No one talks about how terrible you are at a track, though, unless you’re, say, a 20-time loser of the Daytona 500 or something. And even then, it’s not so much that you’re bad at the track. You just never won a race. A crown jewel race of NASCAR, sure, but you could have five second-place finishes to your name there and be considered, all in all, a decent racer at that track. Just the bridesmaid, not the bride.
But there are drivers out there who are actually kinda… not great at some of the tracks on the NASCAR circuit. Maybe you’re aware, maybe not (and maybe you’re a fan of said driver and have blocked it from your mind).
Ground rules: 19 drivers, all of whom are full-time competitors in the Cup Series in 2017 and have at least five full years of experience before this year. We’re looking at the tracks at which they have their worst average finish.
And they are:
Daytona International Speedway
Jimmie Johnson, Brad Keselowski, Martin Truex Jr., Jamie McMurray
The funniest one here is Jamie McMurray, because he has two wins to his credit at Daytona — not exactly someone one would think of as a poor restrictor plate driver. But that’s the thing about Daytona, of course: it can be such a crapshoot with regards to the finishing order that finishes over the years can vary wildly. So yeah, while McMurray has two wins, he’s also finished 30th or worse 14 times, including the first five races of his career there.
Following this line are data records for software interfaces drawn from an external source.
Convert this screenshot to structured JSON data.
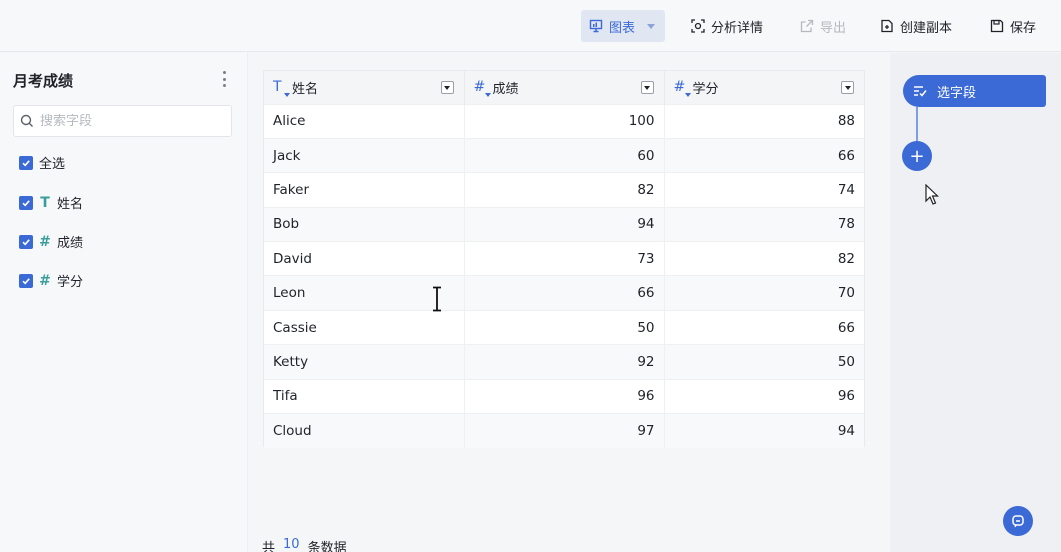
{
  "toolbar": {
    "chart_label": "图表",
    "analysis_label": "分析详情",
    "export_label": "导出",
    "copy_label": "创建副本",
    "save_label": "保存"
  },
  "sidebar": {
    "title": "月考成绩",
    "search_placeholder": "搜索字段",
    "select_all": "全选",
    "fields": [
      {
        "type_icon": "T",
        "name": "姓名"
      },
      {
        "type_icon": "#",
        "name": "成绩"
      },
      {
        "type_icon": "#",
        "name": "学分"
      }
    ]
  },
  "table": {
    "columns": [
      "姓名",
      "成绩",
      "学分"
    ],
    "rows": [
      {
        "name": "Alice",
        "score": "100",
        "credit": "88"
      },
      {
        "name": "Jack",
        "score": "60",
        "credit": "66"
      },
      {
        "name": "Faker",
        "score": "82",
        "credit": "74"
      },
      {
        "name": "Bob",
        "score": "94",
        "credit": "78"
      },
      {
        "name": "David",
        "score": "73",
        "credit": "82"
      },
      {
        "name": "Leon",
        "score": "66",
        "credit": "70"
      },
      {
        "name": "Cassie",
        "score": "50",
        "credit": "66"
      },
      {
        "name": "Ketty",
        "score": "92",
        "credit": "50"
      },
      {
        "name": "Tifa",
        "score": "96",
        "credit": "96"
      },
      {
        "name": "Cloud",
        "score": "97",
        "credit": "94"
      }
    ]
  },
  "footer": {
    "prefix": "共",
    "count": "10",
    "suffix": "条数据"
  },
  "flow": {
    "select_field_label": "选字段",
    "add_symbol": "+"
  },
  "colors": {
    "accent": "#3b6ad6",
    "field_type": "#3c9e9b"
  }
}
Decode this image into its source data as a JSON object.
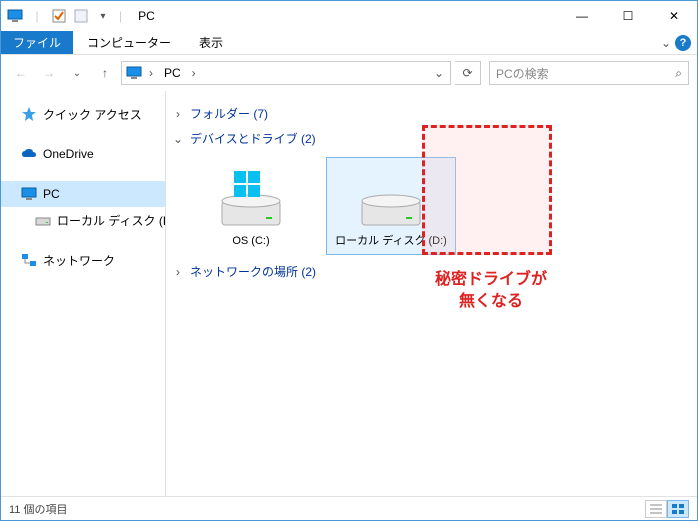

Ouch.
Atlanta Motor Speedway
Clint Bowyer, Kevin Harvick
Kevin Harvick exits Atlanta earlier this year with a 17.3 average finish, which probably doesn’t sound terrible — because it isn’t. That just so happens to be his worst average finish across all current Cup tracks. I’d totally use that as an argument for his eventual Hall of Fame inclusion, by the way.
Las Vegas Motor Speedway
Kurt Busch, Aric Almirola, Landon Cassill
Am I the only one who finds the fact that Kurt Busch’s worst average finish (21.8) is at his home track fairly amusing? I mean, I’m sure he doesn’t, but…
Kyle Busch, Joey Logano, Kasey Kahne, Ryan Newman
Little shock that the other superspeedway on the circuit also houses the worst average finish for four different drivers. Kasey Kahne’s especially unlucky at a 22.1, with just six top 10s in 27 starts (though he finished fifth there earlier this year, driving the average up a little bit).
Matt Kenseth, Denny Hamlin, David Ragan
I feel like David Ragan is the kind of guy that NASCAR teams in the early 2000s and prior would have subbed out on road courses (or put him in an additional car that needed to qualify its way in on time) because of his lack of road course racing prowess. He has an average of 30.7 at Sonoma, and his 25.6 at Watkins Glen International isn’t much better.
Watkins Glen International
Dale Earnhardt Jr.
Bear in mind once the media circus surrounding Dale Earnhardt Jr.’s final full-time season comes to Watkins Glen: he’s not very good there, with just an average finish of 21.7. He’s never won there, and realistically, that’s not going to change later this summer.
AJ Allmendinger, Paul Menard
The Track Too Tough to Tame remains the worst on the circuit for AJ Allmendinger and Paul Menard, whose average finishes sit at 25.7 and 24.9, respectively. Please, please never stick them in your fantasy lineup. Doesn’t matter how good the throwback scheme is that year.
About the author
Rutherford is the managing editor of Frontstretch, a position he gained in 2015 after serving on the editing staff for two years. At his day job, he's a journalist covering music and rock charts at Billboard. He lives in New York City, but his heart is in Ohio -- you know, like that Hawthorne Heights song.
A daily email update (Monday through Friday) providing racing news, commentary, features, and information from Frontstretch.com
We hate spam. Your email address will not be sold or shared with anyone else.